The fastest way to make enemies in Argentina is to compare the asado to a barbecue. It’s the same, right? No, the locals will tell you, through gritted teeth, it is not the same. Your gas-fuelled blow-torching of conveyor-belt beef patties has nothing in common with our sacred asado.
Mooching around Mendoza’s vineyards is never a bad idea, but head there at the end of summer and you’ll be lucky enough to catch the cultural highlight of the Mendocino calendar – la Fiesta de la Vendimia – Mendoza’s grape harvest festival.
You’ve got a favourite corner restaurant in Buenos Aires, haven’t you? Whichever neighbourhood you live in or have stayed in, there’s surely one establishment, a restorán de la esquina, that’s captured your heart. Here, The Real Argentina visits four emblematic restaurant esquinas in Buenos Aires.
You’ve got a favourite corner bar in Buenos Aires, haven’t you? Whichever neighbourhood you live in or have stayed in, there’s surely one watering-hole, a bar de la esquina, that’s captured your heart.

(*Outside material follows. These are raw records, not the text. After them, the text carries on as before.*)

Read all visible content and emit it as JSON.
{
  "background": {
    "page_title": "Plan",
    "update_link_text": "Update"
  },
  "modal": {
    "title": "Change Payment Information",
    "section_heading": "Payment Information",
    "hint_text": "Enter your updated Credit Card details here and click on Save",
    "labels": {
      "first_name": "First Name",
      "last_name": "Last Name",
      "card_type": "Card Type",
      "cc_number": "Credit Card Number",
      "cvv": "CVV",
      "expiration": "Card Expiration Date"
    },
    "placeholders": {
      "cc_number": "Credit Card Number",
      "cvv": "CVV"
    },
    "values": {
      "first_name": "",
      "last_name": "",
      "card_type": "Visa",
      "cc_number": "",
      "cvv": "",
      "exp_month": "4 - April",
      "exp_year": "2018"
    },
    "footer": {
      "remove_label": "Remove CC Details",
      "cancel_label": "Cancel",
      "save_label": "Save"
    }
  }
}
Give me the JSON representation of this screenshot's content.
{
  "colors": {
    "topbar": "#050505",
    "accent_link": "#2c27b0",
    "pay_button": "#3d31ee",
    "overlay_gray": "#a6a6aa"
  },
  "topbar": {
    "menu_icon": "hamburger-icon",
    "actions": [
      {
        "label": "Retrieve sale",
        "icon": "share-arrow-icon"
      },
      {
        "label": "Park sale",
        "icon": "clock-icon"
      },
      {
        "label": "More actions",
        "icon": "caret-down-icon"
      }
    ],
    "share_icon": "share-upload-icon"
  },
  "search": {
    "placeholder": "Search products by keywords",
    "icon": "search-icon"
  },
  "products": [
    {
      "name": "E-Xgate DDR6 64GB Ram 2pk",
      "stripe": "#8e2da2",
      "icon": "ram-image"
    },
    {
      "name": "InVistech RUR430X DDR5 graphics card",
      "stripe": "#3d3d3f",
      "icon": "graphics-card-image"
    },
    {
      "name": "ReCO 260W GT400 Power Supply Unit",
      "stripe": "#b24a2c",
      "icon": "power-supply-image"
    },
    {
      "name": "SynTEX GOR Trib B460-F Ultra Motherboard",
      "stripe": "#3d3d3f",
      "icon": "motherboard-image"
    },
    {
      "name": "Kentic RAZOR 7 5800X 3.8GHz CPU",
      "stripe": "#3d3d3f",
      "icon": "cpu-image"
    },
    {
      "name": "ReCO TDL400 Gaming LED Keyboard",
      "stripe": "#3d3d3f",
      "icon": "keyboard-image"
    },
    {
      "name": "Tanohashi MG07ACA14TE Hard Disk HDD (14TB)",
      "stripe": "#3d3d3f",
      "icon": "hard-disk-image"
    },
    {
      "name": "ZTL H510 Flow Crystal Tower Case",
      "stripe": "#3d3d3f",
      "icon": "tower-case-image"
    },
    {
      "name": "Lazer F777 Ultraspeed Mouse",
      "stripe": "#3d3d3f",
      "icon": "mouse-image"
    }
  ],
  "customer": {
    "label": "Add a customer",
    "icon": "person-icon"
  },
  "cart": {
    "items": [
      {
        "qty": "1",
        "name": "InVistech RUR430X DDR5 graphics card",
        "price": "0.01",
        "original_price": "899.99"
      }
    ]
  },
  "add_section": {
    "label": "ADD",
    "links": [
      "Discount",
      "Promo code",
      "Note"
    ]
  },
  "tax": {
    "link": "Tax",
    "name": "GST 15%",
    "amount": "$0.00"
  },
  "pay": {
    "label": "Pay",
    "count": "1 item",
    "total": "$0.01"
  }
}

Thanks to their very architecture, corner bars in Buenos Aires tend to be the prettiest, standing out for that bevelled, three-sided entrance (known as arquitectura en ochava in Spanish) that lets diners and drinkers inadvertently interact, gazing out at a city in movement.
Open House Buenos Aires give you the chance to go behind the doors of some of the city’s most interesting and iconic buildings. Here is The Real Argentina’s pick of the best six.
In the case of Buenos Aires, certain buildings trace one man’s vision through the passage of time. Clorindo Testa, Argentina’s most lauded architect, created some of the city’s most iconic edifices over the course of his 89 years.
Daniel Escasany: 40 years of devotion to silver on show.
In a new exhibition, one of Argentina’s most esteemed platero’s (silversmith’s) Daniel Escasany, brings together a collection of his life’s work for the first time. Free and open to the public, it’s the chance to meet the artisan face to face and get in touch with this deep-seated silvery side of Argentine culture.
There’s so much more to Japanese food in Buenos Aires than just salmon sushi rolls loaded with cream cheese and sweet passion fruit sauce. From udon to shabu-shabu, ramen to gyoza, and okonomiyaki to yakitori, here are some of the best spots for a taste of the real washoku (Japanese food) in Argentina.
Trip out to the burbs of BA and wonder at the 1970’s wonky reality built by a terminally ill Argentine businessman who never gave up. Welcome to ‘Campanopolis.’
Always on the look out for a good city escape – I put my feelers out for something low-key, local and lush to get some fresh air for a few days. When the votes came in – all signs pointed to Tandil, a city nestled on the northern edge of the gently undulating Sierras. Cheese + salami + sierras is Tandil’s magic recipe.